-------- DATA TO EXAMINE

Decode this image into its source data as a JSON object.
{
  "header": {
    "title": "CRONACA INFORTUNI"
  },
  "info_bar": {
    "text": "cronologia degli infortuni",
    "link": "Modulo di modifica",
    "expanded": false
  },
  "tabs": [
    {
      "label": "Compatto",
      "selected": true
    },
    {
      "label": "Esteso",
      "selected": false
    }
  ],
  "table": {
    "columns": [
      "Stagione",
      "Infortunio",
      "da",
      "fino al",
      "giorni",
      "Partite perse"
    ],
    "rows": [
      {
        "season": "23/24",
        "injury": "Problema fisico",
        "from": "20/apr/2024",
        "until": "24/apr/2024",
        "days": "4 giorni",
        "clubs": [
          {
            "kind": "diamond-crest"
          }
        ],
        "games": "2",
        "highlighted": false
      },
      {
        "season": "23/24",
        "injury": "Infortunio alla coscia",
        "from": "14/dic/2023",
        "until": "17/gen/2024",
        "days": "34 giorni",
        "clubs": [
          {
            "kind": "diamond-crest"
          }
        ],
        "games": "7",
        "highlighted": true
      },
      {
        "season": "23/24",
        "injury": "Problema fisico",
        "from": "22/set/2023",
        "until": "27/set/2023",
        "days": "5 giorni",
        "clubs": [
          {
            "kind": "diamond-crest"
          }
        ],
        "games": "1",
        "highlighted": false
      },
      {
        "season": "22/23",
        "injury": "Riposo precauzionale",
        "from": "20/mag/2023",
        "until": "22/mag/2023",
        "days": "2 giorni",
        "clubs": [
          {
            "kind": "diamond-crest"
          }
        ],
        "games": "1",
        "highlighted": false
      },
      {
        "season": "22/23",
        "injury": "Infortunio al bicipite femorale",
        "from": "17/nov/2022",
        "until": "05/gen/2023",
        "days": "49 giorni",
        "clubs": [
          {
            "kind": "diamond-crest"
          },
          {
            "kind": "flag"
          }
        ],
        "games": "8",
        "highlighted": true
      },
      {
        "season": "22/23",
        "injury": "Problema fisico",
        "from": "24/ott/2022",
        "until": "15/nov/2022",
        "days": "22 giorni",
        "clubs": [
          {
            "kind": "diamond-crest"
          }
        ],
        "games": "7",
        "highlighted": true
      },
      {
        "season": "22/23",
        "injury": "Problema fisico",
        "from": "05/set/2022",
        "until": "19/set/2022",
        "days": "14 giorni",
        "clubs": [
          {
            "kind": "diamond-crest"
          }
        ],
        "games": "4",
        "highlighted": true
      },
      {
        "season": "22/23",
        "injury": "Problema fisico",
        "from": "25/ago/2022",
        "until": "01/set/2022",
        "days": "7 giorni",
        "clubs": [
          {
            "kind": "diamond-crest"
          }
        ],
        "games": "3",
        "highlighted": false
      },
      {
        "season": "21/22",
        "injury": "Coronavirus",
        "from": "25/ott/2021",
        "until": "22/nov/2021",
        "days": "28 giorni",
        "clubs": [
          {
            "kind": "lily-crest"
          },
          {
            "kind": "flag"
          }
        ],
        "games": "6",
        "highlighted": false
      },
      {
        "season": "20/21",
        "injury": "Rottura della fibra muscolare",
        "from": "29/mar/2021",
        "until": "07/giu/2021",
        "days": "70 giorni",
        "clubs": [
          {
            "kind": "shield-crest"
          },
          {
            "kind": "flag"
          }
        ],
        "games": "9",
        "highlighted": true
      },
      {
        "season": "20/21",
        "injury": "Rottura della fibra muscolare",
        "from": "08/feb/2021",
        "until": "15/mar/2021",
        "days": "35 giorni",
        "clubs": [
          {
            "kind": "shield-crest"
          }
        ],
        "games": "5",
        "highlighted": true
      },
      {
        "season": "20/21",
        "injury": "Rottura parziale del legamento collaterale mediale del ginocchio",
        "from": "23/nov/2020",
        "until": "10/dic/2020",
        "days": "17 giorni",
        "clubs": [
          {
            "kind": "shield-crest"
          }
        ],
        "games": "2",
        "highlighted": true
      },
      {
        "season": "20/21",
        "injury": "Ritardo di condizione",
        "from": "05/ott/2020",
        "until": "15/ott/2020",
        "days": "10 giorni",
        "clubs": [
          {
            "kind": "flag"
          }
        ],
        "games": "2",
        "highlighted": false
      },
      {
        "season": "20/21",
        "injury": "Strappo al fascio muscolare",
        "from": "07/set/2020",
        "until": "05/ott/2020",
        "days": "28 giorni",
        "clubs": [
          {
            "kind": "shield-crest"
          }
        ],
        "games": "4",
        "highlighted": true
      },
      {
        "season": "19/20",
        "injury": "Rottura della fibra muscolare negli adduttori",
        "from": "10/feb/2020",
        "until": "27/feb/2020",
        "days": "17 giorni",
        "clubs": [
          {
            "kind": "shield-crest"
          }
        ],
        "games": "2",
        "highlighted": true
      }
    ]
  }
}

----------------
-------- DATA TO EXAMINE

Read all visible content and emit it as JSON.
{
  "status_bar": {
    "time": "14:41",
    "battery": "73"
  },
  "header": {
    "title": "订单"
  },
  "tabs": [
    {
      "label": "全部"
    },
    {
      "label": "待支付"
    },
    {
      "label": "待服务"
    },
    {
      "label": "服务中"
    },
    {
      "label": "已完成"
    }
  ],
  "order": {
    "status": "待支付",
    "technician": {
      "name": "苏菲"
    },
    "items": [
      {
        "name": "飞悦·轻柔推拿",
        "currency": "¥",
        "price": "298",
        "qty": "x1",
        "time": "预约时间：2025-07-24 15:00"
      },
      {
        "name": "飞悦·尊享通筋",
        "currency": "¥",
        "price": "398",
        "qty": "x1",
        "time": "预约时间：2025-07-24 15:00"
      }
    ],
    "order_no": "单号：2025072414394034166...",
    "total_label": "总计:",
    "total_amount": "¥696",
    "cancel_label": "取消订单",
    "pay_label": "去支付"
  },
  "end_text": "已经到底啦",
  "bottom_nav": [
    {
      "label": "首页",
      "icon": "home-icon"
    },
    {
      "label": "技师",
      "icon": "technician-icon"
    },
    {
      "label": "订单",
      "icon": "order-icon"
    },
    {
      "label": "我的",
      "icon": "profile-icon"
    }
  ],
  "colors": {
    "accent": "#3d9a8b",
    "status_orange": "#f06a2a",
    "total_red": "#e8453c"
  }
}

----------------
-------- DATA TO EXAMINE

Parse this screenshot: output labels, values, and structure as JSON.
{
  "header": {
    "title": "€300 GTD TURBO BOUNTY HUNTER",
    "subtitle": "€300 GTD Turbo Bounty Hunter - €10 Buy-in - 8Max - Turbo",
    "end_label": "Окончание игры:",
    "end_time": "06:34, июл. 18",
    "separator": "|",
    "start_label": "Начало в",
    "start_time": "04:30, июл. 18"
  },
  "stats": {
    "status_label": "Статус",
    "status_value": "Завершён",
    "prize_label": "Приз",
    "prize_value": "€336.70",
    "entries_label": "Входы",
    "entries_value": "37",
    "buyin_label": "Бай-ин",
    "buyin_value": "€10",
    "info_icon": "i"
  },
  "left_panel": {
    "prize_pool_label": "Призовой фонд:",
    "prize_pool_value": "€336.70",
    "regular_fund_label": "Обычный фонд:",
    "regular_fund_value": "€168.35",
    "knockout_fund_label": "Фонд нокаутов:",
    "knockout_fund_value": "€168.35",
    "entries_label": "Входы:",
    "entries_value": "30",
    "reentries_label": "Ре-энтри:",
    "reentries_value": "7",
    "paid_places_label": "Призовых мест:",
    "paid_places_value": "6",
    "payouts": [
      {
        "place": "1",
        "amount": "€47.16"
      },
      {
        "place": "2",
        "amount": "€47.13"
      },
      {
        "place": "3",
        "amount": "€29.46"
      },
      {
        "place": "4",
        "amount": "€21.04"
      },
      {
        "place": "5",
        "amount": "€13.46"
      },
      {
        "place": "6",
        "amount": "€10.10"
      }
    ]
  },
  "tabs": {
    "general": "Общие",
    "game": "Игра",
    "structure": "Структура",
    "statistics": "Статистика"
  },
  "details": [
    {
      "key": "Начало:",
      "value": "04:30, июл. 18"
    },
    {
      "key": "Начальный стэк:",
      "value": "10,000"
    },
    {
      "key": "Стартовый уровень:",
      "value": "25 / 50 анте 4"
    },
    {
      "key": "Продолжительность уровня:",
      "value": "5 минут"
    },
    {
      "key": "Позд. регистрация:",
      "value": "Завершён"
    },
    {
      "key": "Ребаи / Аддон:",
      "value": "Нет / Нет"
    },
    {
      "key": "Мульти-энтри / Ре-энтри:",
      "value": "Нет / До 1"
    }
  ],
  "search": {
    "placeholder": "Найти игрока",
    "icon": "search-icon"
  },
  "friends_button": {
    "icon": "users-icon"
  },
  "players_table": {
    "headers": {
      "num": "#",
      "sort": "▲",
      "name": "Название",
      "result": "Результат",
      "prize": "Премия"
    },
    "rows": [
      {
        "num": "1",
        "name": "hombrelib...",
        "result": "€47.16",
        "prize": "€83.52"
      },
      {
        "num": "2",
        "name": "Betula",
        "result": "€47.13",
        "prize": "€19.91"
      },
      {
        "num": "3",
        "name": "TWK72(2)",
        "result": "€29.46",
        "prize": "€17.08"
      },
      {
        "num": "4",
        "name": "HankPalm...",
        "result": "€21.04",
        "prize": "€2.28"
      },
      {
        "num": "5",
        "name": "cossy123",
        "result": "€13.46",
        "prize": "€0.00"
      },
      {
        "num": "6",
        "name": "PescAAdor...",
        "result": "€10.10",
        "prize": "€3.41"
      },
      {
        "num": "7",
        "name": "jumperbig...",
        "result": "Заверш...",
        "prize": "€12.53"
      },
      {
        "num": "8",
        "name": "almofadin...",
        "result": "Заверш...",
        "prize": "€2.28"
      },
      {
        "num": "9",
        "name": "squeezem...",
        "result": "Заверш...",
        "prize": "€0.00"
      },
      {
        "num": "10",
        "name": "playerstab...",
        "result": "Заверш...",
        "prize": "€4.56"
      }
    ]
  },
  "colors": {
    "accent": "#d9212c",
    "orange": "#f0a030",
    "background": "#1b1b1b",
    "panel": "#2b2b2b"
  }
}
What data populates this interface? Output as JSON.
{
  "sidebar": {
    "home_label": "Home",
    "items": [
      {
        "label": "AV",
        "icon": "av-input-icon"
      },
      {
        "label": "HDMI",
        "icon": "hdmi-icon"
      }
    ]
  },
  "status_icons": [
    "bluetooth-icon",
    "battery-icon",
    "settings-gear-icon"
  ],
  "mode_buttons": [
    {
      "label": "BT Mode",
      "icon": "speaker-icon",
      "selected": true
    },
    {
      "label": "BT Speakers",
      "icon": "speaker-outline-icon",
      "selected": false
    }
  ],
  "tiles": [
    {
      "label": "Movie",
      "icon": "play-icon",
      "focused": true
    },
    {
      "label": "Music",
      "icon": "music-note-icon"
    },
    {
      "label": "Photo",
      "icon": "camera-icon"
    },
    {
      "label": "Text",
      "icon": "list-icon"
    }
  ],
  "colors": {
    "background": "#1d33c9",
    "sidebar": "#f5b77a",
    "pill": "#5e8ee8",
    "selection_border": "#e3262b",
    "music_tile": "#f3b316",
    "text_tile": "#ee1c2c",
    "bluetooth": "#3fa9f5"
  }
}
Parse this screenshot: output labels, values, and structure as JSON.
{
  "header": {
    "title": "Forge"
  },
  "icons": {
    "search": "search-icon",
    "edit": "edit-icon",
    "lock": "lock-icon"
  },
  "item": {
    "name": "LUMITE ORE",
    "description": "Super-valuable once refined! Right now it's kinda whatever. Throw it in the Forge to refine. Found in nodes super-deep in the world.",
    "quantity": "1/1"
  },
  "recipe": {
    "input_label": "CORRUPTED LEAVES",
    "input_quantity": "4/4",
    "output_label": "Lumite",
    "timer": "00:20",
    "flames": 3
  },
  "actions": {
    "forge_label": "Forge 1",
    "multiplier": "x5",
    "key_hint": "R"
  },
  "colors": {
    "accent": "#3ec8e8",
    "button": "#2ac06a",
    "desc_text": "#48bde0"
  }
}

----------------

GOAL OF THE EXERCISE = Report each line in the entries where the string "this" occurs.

WRITTEN REPLY =
Decode this image into its source data as a JSON object.
Parse this screenshot: output labels, values, and structure as JSON.
What data populates this interface? Output as JSON.
Parse this screenshot: output labels, values, and structure as JSON.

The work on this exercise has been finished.